[3] Loi 2010-1992 du 11 octobre 2010 interdisant la dissimulation du visage dans l’espace public [Law 2010-1992 of October 11, 2010 on the Prohibition of Face Concealment in Public Space], Journal Officiel de la République Française [J.O.] [Official Gazette of France], Oct. 12, 2010, p. 1; Steven Erlanger, France Enforces Ban on Full-Face Veils in Public, Gazette N.Y. Times (Apr. 11, 2011),

[4] Conrad Hickett, 5 Facts About the Muslim Population in Europe, Pew Rsch. Ctr. (Nov. 29, 2017),

[5] E.g., Rim-Sarah Alouane, The Weaponization of Laïcité, Berkeley Ctr. for Religion, Peace & World Affs. (Oct. 7, 2020),

[6] France: Banning the Niqab Violated Two Muslim Women’s Freedom of Religion – UN Experts, United Nations: Hum. Rts. Off. of the High Comm’r (Oct. 23, 2018),

[7] Id.

[8] E.g., U.N. Hum. Rts. Comm., Views Adopted by the Committee Under Article 5(4) of the Optional Protocol, Concerning Communication No. 2747/2016, U.N. Doc. CCPR/C/123/D/2747, ¶ 9 (2016); U.N. Hum. Rts. Comm., Views adopted by the Committee Under Article 5(4) of the Optional Protocol, Concerning Communication No. 2807/2016, U.N. Doc. CCPR/C/123/D/2807, ¶ 8 (2016) [hereinafter Hebbadj v. France].

[9] Hebbadj v. France, supra note 8, ¶ 3.5.

[10] Id. ¶¶ 7.7–.9.

[11] Id. ¶ 7.7.

[12] Id. ¶ 7.17.

[13] Supra note 6; see also James McAuley, France Mandates Masks to Control the Coronavirus. Burqas Remain Banned., Wash. Post (May 10, 2020),

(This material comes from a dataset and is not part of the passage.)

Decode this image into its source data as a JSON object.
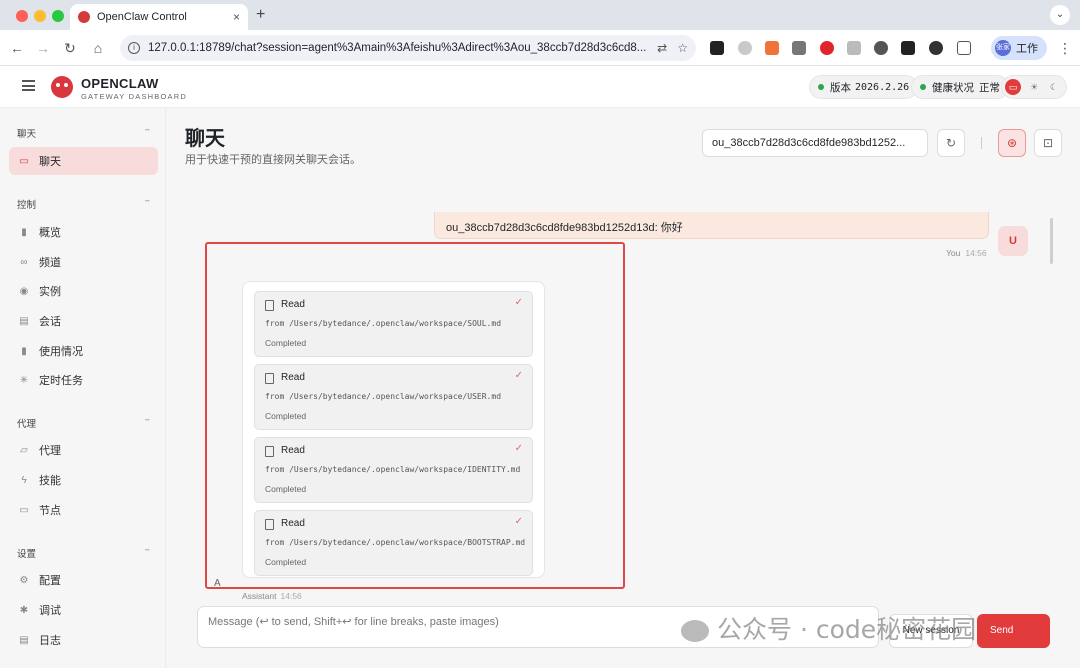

[14] Chloé Benoist, UN Committee: France’s Niqab Ban Violates Human Rights, Middle E. Eye (Oct. 28, 2018, 10:50 AM),